Kim wants to put his audience in conversation with their bodies, and the materials in the gallery, drawing on our own experiences to interpret the work in a physical way, training ourselves to sit amongst these stories and feel them. Not to repeat what we all already know, but we are living in uncertain times. In this space, carefully constructed and installed by Kim through both research and happy accidents, perhaps we find not what he wants to tell us, but what we are ready to hear. It may be happy, sad, tense, relaxed, or any feeling in-between, but it is us as individuals who are reflected in these walls.

Read full essay +

Meet the artists & curators

Jonathan Kim was born and raised in South Korea and spent most of his 20s in China and 30s in Australia. Like his nomadic life, Kim’s art contains various cultural elements. Kim’s core research places a deep importance on the relationship between a medium and its environmental factors, named as Gong-gan-seong (spatiality), which has been inspired by Korean artist Lee Ufan’s philosophy of Man-nam (Encounter).

Kim was awarded the Constance Gordon-Johnson Sculpture Prize and Linden New Art Award. Kim completed the British School at Rome Residency and Sauerbier House Culture Exchange Artist in Residence and currently works at the ACE Open studio.

Eleanor is an Adelaide-based independent curator and writer.
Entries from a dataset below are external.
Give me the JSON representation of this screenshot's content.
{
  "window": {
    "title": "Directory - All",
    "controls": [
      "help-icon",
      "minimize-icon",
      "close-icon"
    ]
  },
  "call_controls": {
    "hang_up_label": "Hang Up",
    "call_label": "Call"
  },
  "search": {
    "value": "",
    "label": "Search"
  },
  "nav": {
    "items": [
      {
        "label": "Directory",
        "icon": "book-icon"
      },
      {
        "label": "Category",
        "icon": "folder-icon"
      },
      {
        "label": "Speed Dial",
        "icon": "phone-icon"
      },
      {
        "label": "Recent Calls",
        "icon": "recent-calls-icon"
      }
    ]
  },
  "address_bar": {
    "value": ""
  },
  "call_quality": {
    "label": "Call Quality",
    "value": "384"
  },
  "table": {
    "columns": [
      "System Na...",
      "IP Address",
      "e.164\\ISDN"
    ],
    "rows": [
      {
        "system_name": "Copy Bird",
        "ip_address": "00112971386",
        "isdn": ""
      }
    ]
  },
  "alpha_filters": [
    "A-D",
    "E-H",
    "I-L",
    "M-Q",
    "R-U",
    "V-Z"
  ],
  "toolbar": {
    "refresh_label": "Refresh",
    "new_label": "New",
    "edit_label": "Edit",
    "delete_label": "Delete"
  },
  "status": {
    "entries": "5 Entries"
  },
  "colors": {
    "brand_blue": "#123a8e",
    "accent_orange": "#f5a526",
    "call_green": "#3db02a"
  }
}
From 2013 – 2019 she was the Visual Arts Program Curator at Country Arts SA, and before that the Visual Arts Coordinator at Tandanya – National Aboriginal Cultural Institute from 2011 – 2013. She has previously held volunteer roles including co-director of FELTspace ARI. She graduated with a Masters in Curatorial and Museum Studies from the University of Adelaide in 2012, and is the current Chair of the Art History and Curatorship Alumni Network, which supports graduates with networking and professional development opportunities. She is a Board member at ACE Open and spent five weeks in Venice in 2015 working in the Australian Pavilion at the Biennale. In 2018 she received a Darling Travel Grant, which saw her travel to the UK and Italy to research community engagement strategies in contemporary art spaces.

Scicchitano’s curatorial practice commonly involves working with artists to explore identity and the body, and the way in which the body is used as a vehicle in contemporary art to challenge and explore who they are. In 2017 she presented I’m a feminist but… at Praxis Artspace, Adelaide, as part of FRAN Fest 2017. It was represented in the Walkway Gallery, Bordertown in 2018. She has previously curated exhibitions at the Contemporary Art Centre of South Australia, the Australia Experimental Art Foundation, Canberra Contemporary Art Space, FELTspace ARI and Artbank, Sydney.